HIV-positive men who have sex with men (MSM) are the main risk group for anal cancer. The abnormalities in the tissue are generally caused by the Human Papilloma Virus (HPV): a sexually transmitted virus.
It is generally assumed that screening for and treatment of Anal Intraepithelial Neoplasia (AIN) can prevent the development of anal cancer. In practice, these precancerous stages are called Anal Intraepithelial Neoplasia (AIN). Treatment depends on the stage of AIN, with numbers indicating the severity of the abnormality. To increase the chance of early detection, MSM HIV patients are invited to the AIN consultation hour.
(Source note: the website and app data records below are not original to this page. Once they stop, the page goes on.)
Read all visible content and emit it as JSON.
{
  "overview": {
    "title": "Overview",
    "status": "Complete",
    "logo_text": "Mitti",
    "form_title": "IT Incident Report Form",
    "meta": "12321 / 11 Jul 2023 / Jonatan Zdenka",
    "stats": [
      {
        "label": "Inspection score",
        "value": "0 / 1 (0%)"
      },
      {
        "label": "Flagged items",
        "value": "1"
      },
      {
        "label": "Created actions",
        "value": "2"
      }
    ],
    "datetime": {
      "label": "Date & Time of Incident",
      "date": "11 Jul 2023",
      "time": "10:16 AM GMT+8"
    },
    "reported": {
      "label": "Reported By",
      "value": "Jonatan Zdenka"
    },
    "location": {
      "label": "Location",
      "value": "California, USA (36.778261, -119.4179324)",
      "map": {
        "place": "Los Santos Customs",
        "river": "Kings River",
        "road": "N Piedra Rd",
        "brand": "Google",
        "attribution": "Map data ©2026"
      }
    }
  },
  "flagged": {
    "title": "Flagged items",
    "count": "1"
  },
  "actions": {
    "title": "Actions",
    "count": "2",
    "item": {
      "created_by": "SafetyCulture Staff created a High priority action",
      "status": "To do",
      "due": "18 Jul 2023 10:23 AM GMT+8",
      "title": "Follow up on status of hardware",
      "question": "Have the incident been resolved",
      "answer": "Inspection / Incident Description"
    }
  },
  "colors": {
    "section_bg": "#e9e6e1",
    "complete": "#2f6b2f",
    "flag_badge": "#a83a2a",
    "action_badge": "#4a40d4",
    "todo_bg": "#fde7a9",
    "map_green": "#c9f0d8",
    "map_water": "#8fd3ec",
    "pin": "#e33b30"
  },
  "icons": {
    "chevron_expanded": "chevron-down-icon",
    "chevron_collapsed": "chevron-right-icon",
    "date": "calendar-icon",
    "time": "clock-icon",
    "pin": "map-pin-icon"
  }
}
AIN stands for: Anal Intraepithelial Neoplasia. This means that there is a preliminary stage of anal cancer. During AIN screening, we screen for precancerous anal cancer. This is done using High Resolution Anoscopy (HRA), a combination of proctoscopy and colposcopy, in which a camera that creates very detailed images of the mucous membranes of the rectum, the anal canal and the perianal region is inspected. Deviations can be detected here. During the examination, biopsies are taken of these abnormalities, which are assessed by the pathologist anatomist. The result is graded in: no abnormality, AIN 1, AIN 2 and AIN 3, respectively mild, moderate or severe dysplasia.
If no abnormality is found, someone will be re-screened after two years. With AIN 1, someone is called up again after a year to see if there is progression to AIN 2 or 3 or if the immune system has cleared the AIN 1 itself. If the pathologist detects an AIN 2 or 3, the patient is treated. The standard treatment at the moment is Electrocautery, in which the abnormalities are locally burned away.
It is generally assumed that screening for and treatment of AIN can prevent the development of anal carcinoma.
In the general population, the incidence of anal cancer is between 1 and 2 per 100,000 persons per year. HIV positive men who have sex with men (MSM) are the main risk group for anal cancer, with an incidence of 128-144 per 100,000 person/year. HIV negative MSM also have an increased risk. The majority of HIV positive MSM have AIN, of which more than half have AIN 2 and 3.
Anal carcinomas start from the perianal skin or the anal canal. Most anal carcinomas are squamous cell carcinomas. The abnormalities in the tissue are generally caused by the Human Papilloma Virus (HPV), a sexually transmitted virus with about 150 variants. About 15 of them are capable of causing cancer, with 16 and 18 appearing to be particularly involved in the development of anal cancer. These increase the risk of anal cancer, especially in people with an HIV infection. This is probably because the immune system is compromised, also locally in the gut.
Patients with chronic anorectal disorders (eg fistula, condylomata accuminata, proctitis) are also at increased risk.
AIN consultation hours in Jan van Goyen Medical Center
The consultation hour for screening for AIN takes place at the Dermatology outpatient clinic and is conducted by dermatologist Dr Annelinde Terlou and HIV nurse Marc van Wijk.
If you want to know more about anal cancer, check out the website of www.kanker.nl